Bank of Cyprus top brass are optimistic about the lender’s future, but non-performing loans are a key challenge to tackle to restore confidence.
The Bank of Cyprus (BoC) board was expected to go over the restructuring plan with international lenders earlier this week. “BoC already has a CEO, we have closed our accounts for 2012 and in 15 days we are closing our six-month accounts,” BoC chairman Christis Hassapis said after the board met President Nicos Anastasiades. The lender has prepared a restructuring plan, 'the bible' of how BoC will operate in the next five years, “thus we think we are doing well. Bank of Cyprus will support the Cypriot economy,” Hassapis said.
“We are working on the restructuring plan with the Central Bank, which examines the changes we make on a daily basis. The changes are approved; there is no problem whatsoever and you should consider the plan’s approval certain,” Hassapis said.
Bank of Cyprus (BoC) reported record losses of €2.3 billion for 2012 on a surge in non-performing loans as a crippling recession impacted people’s ability to repay debts. John Hourican, a former RBS senior executive appointed CEO of Bank of Cyprus last week, said the issue of non-performing loans was among the most pressing issues at the bank.

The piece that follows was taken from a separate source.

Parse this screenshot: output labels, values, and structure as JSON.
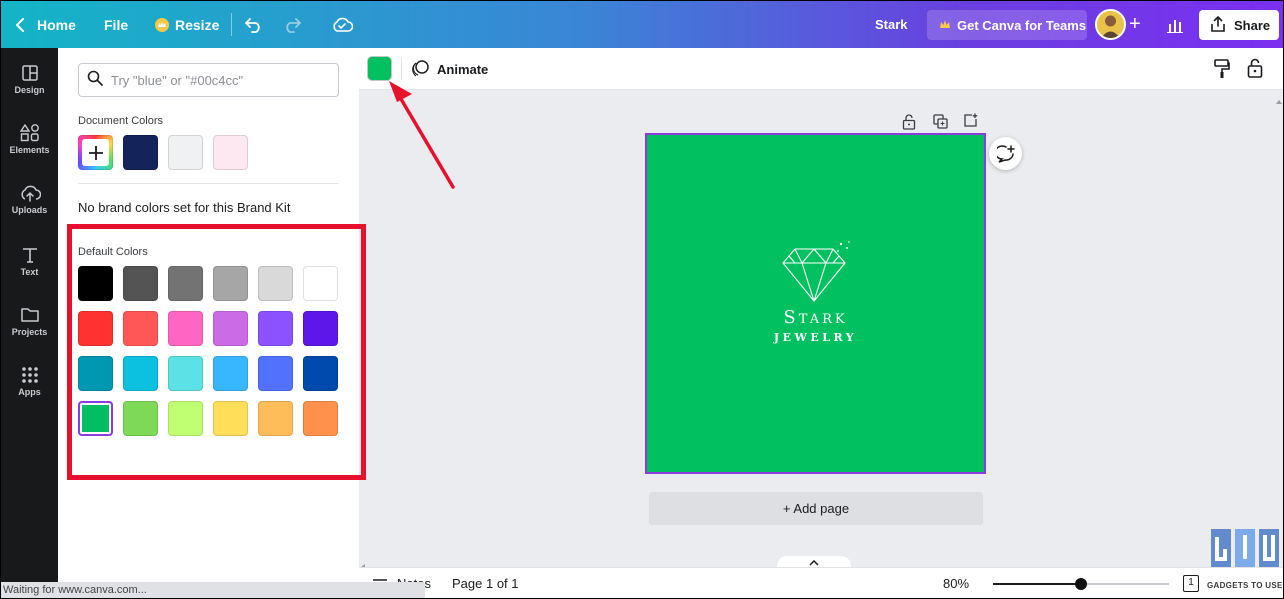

“This is an unprecedented situation that has happened to Cyprus and to the Bank ofCyprus and I think that, while the problems are actually quite clear, the solutions are as of yet untested, and not clear to me given that I haven’t yet taken full possession of the job,” Hourican said. He fully assumes his duties on Monday. “I wouldn’t have taken the job if I didn’t think we can make a difference and I look forward to engaging with all of you and with the lawmakers and everyone in Cyprus over the course of the coming years, I will be moving here and I look forward to moving to Cyprus and trying to make a difference not just for the Bank but also for the country,” Hourican said.